Two armed groups in Mali each claimed an attack on a military base that killed 17 soldiers and left 35 others injured, including a new organization that says it represents ethnic Fulani people.
“We will attack the army as often as necessary,” Oumar Aldiana, secretary-general of the latter group which goes by the French acronym ANSIP-RJ, said by phone on Tuesday. “We ask to be fully included in the peace process, despite the fact that we didn’t exist when the accord was signed.”
On Wednesday, Islamist militants claimed the assault on the military base in the town of Nampala, near Mali’s western border with Mauritania, according to a statement published by al-Akhbar, a private Mauritanian news agency. Ansar Dine, an Islamist group led by an ethnic Tuareg commander, said in the statement that the soldiers were killed by its allies, the Macina Liberation Front.

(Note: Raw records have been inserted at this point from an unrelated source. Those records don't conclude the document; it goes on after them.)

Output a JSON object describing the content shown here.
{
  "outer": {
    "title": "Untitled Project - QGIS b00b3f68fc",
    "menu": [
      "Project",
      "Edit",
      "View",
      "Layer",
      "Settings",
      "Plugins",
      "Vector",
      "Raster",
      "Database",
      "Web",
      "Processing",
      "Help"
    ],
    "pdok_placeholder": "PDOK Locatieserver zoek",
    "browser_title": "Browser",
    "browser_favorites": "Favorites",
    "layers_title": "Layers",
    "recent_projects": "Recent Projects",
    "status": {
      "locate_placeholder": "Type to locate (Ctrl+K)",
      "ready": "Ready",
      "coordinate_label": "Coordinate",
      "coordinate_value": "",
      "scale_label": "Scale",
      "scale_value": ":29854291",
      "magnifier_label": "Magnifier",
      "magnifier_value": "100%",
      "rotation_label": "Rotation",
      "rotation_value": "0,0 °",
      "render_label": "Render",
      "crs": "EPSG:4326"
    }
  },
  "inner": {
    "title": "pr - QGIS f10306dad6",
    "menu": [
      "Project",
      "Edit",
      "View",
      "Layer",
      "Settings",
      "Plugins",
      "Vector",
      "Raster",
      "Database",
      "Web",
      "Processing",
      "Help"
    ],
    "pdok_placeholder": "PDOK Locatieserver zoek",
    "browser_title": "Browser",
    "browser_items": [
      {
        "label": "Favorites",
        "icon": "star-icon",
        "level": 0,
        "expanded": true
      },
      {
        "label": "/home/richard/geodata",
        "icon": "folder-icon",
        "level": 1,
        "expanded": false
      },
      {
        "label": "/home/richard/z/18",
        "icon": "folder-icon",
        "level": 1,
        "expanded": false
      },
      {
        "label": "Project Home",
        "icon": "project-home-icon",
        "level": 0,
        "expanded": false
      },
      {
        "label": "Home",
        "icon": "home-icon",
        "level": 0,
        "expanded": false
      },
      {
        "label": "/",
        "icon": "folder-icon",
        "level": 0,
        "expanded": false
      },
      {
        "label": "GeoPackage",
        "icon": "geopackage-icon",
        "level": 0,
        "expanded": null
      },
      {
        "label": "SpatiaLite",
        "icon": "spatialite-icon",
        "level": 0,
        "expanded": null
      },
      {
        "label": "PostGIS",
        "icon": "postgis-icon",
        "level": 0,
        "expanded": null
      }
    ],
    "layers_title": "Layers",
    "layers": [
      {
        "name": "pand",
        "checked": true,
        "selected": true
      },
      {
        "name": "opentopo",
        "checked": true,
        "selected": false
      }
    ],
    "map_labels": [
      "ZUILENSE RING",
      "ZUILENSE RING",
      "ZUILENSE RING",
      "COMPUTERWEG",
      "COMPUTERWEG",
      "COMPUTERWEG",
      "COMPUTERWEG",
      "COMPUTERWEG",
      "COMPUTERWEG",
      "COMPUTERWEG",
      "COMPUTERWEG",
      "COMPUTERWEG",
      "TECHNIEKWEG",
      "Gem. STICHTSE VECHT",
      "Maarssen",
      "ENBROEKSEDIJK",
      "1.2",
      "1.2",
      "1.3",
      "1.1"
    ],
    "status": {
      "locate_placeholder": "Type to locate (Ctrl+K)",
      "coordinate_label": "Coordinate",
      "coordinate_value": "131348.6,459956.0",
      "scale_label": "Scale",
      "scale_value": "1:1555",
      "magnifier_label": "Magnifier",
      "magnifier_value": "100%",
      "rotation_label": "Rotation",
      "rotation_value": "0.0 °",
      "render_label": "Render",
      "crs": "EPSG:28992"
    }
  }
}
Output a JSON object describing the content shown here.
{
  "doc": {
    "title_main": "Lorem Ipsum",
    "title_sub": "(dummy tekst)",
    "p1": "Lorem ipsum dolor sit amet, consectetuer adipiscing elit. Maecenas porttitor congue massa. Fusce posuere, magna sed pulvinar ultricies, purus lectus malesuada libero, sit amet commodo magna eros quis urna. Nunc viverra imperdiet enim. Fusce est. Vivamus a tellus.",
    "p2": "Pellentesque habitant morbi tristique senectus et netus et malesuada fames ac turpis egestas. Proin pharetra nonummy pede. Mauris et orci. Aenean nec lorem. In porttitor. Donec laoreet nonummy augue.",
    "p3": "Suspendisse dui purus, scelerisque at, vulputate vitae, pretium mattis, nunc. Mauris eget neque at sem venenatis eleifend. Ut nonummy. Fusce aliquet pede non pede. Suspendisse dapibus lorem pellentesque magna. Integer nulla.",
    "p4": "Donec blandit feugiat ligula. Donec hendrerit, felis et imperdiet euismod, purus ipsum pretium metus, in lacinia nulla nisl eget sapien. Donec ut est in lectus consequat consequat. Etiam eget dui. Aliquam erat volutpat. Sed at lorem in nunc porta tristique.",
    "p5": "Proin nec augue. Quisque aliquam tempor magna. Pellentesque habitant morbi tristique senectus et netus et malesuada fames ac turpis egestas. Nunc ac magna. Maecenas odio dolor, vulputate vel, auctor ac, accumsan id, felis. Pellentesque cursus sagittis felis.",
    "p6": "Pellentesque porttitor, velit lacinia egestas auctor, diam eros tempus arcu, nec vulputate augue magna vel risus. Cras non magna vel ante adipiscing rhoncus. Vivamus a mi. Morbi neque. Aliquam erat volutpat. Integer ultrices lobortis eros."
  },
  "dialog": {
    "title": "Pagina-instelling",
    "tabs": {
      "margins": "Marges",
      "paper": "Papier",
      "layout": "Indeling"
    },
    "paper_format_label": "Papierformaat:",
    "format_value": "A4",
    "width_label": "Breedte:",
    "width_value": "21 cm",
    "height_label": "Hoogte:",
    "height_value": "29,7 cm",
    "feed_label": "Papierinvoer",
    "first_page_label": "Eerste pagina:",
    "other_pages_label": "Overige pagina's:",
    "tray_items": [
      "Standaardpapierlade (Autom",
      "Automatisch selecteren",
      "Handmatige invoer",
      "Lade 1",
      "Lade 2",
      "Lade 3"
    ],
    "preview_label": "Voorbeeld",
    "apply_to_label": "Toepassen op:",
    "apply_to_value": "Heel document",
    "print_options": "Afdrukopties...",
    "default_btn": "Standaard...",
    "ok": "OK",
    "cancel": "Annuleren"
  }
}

Mali’s army said 17 soldiers died and 35 others were injured. Army spokesman Souleymane Maiga didn’t say who was held responsible.

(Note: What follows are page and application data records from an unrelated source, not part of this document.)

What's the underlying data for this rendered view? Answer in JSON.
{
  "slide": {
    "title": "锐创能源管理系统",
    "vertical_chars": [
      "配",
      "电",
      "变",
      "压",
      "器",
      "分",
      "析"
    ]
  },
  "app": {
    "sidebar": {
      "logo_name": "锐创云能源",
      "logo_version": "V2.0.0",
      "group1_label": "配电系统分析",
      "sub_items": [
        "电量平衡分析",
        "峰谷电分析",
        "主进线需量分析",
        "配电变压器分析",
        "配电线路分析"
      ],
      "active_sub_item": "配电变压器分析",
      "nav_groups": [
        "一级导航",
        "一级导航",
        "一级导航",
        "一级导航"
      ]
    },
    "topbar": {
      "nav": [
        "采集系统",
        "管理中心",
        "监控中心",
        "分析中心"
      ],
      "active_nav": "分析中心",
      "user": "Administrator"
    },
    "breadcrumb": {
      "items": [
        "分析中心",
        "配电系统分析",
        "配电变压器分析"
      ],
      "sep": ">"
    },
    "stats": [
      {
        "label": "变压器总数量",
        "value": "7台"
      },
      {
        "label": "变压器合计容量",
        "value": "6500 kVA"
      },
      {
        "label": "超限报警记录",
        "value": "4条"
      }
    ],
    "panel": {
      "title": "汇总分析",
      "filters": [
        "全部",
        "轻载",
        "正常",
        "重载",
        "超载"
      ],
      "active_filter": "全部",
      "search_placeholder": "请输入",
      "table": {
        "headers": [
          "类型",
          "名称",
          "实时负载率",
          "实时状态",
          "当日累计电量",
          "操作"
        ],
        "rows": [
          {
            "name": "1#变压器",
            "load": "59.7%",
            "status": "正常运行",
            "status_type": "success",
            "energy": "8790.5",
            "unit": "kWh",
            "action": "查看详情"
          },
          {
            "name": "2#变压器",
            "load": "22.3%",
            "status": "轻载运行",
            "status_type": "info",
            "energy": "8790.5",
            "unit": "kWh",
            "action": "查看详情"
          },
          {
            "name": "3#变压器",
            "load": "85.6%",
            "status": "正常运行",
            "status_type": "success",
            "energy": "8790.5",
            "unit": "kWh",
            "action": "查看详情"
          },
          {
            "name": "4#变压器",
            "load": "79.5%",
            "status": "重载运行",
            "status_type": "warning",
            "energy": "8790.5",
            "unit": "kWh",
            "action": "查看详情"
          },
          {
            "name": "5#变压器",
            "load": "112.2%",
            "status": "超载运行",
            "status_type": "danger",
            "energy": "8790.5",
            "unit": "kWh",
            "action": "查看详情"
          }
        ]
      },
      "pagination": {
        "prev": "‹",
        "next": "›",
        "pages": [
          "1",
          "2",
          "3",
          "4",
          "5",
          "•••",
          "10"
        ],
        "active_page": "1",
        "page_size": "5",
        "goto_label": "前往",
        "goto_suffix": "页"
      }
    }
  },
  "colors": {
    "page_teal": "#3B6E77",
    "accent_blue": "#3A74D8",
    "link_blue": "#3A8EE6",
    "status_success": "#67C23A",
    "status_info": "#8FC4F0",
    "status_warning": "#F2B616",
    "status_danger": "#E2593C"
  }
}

Mali has been gripped by violence since ethnic Tuareg rebels began an insurgency and joined forces with Islamist militants who seized control of the north in 2012. A French military intervention in 2013 pushed out most militants but ushered in an era of hit-and-run attacks and bombings, mainly in the north and on United Nations personnel. Hotels in central Mali have also been attacked. The north is now home to a myriad of armed groups that tend to shift alliances.

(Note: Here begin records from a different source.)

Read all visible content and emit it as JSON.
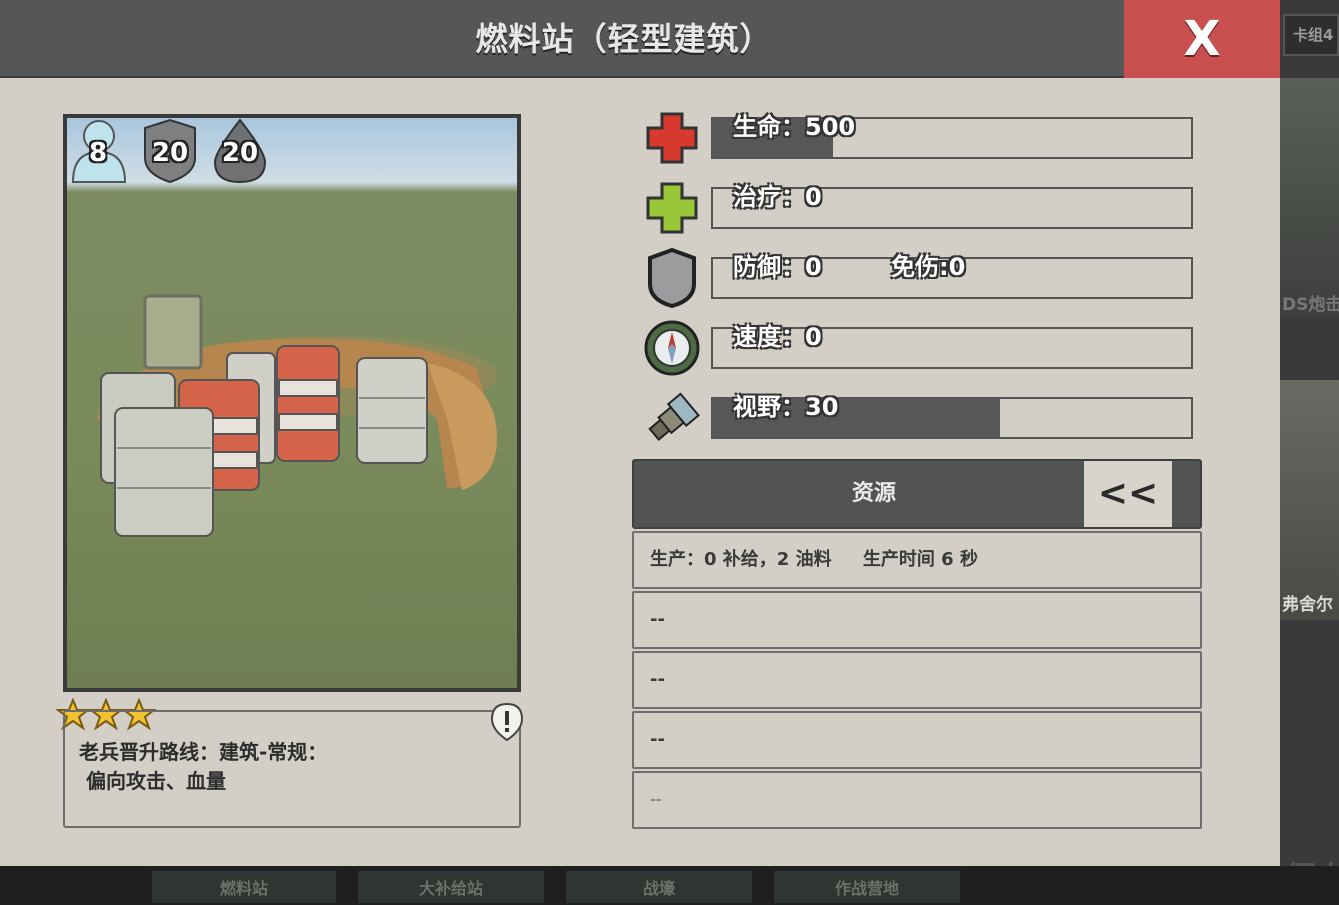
{
  "dialog": {
    "title": "燃料站（轻型建筑）",
    "close_label": "X",
    "portrait": {
      "badges": [
        {
          "icon": "person-icon",
          "value": "8"
        },
        {
          "icon": "shield-icon",
          "value": "20"
        },
        {
          "icon": "fuel-drop-icon",
          "value": "20"
        }
      ]
    },
    "stars": 3,
    "description": "老兵晋升路线：建筑-常规：\n 偏向攻击、血量",
    "stats": [
      {
        "icon": "red-cross-icon",
        "label": "生命：500",
        "fill": 0.25
      },
      {
        "icon": "green-cross-icon",
        "label": "治疗：0",
        "fill": 0
      },
      {
        "icon": "shield-icon",
        "label": "防御：0",
        "label2": "免伤:0",
        "fill": 0
      },
      {
        "icon": "compass-icon",
        "label": "速度：0",
        "fill": 0
      },
      {
        "icon": "spyglass-icon",
        "label": "视野：30",
        "fill": 0.6
      }
    ],
    "resource": {
      "title": "资源",
      "toggle": "<<",
      "rows": [
        "生产：0 补给，2 油料     生产时间 6 秒",
        "--",
        "--",
        "--",
        "--"
      ]
    }
  },
  "background": {
    "side_tab": "卡组4",
    "side_label_1": "DS炮击",
    "side_label_2": "弗舍尔",
    "side_label_3": "保存",
    "bottom_tabs": [
      "燃料站",
      "大补给站",
      "战壕",
      "作战营地"
    ]
  }
}
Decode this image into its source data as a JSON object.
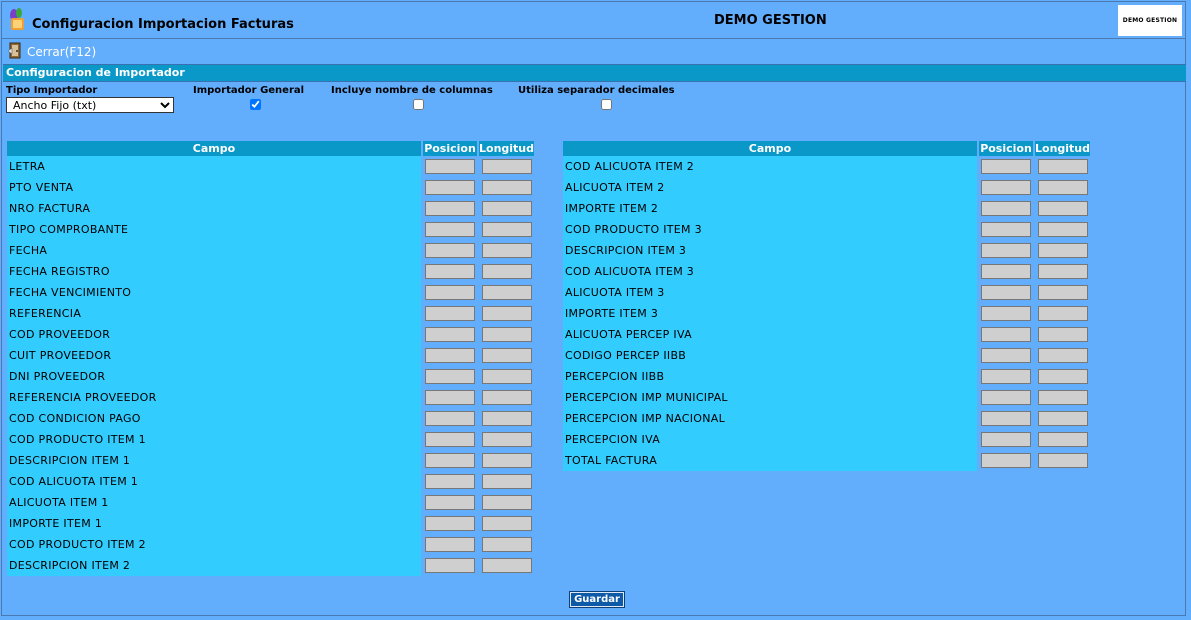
{
  "window": {
    "title": "Configuracion Importacion Facturas",
    "company": "DEMO GESTION",
    "logo_text": "DEMO GESTION"
  },
  "toolbar": {
    "close_label": "Cerrar(F12)"
  },
  "section": {
    "title": "Configuracion de Importador"
  },
  "options": {
    "tipo_label": "Tipo Importador",
    "tipo_value": "Ancho Fijo (txt)",
    "general_label": "Importador General",
    "general_checked": true,
    "incluye_label": "Incluye nombre de columnas",
    "incluye_checked": false,
    "separador_label": "Utiliza separador decimales",
    "separador_checked": false
  },
  "grid_headers": {
    "campo": "Campo",
    "posicion": "Posicion",
    "longitud": "Longitud"
  },
  "left_fields": [
    "LETRA",
    "PTO VENTA",
    "NRO FACTURA",
    "TIPO COMPROBANTE",
    "FECHA",
    "FECHA REGISTRO",
    "FECHA VENCIMIENTO",
    "REFERENCIA",
    "COD PROVEEDOR",
    "CUIT PROVEEDOR",
    "DNI PROVEEDOR",
    "REFERENCIA PROVEEDOR",
    "COD CONDICION PAGO",
    "COD PRODUCTO ITEM 1",
    "DESCRIPCION ITEM 1",
    "COD ALICUOTA ITEM 1",
    "ALICUOTA ITEM 1",
    "IMPORTE ITEM 1",
    "COD PRODUCTO ITEM 2",
    "DESCRIPCION ITEM 2"
  ],
  "right_fields": [
    "COD ALICUOTA ITEM 2",
    "ALICUOTA ITEM 2",
    "IMPORTE ITEM 2",
    "COD PRODUCTO ITEM 3",
    "DESCRIPCION ITEM 3",
    "COD ALICUOTA ITEM 3",
    "ALICUOTA ITEM 3",
    "IMPORTE ITEM 3",
    "ALICUOTA PERCEP IVA",
    "CODIGO PERCEP IIBB",
    "PERCEPCION IIBB",
    "PERCEPCION IMP MUNICIPAL",
    "PERCEPCION IMP NACIONAL",
    "PERCEPCION IVA",
    "TOTAL FACTURA"
  ],
  "actions": {
    "save_label": "Guardar"
  },
  "colors": {
    "background": "#63aefc",
    "header_bar": "#0a98c8",
    "field_cell": "#33ccff",
    "save_button": "#0d5aa8"
  }
}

The government last year signed a peace deal with some Tuareg armed groups but not with Islamist militants. The new Fulani organization was created in June on behalf of what the group, known in West Africa as a nomadic people of cattle herders, considers an orchestrated military campaign against them, according to Aldiana.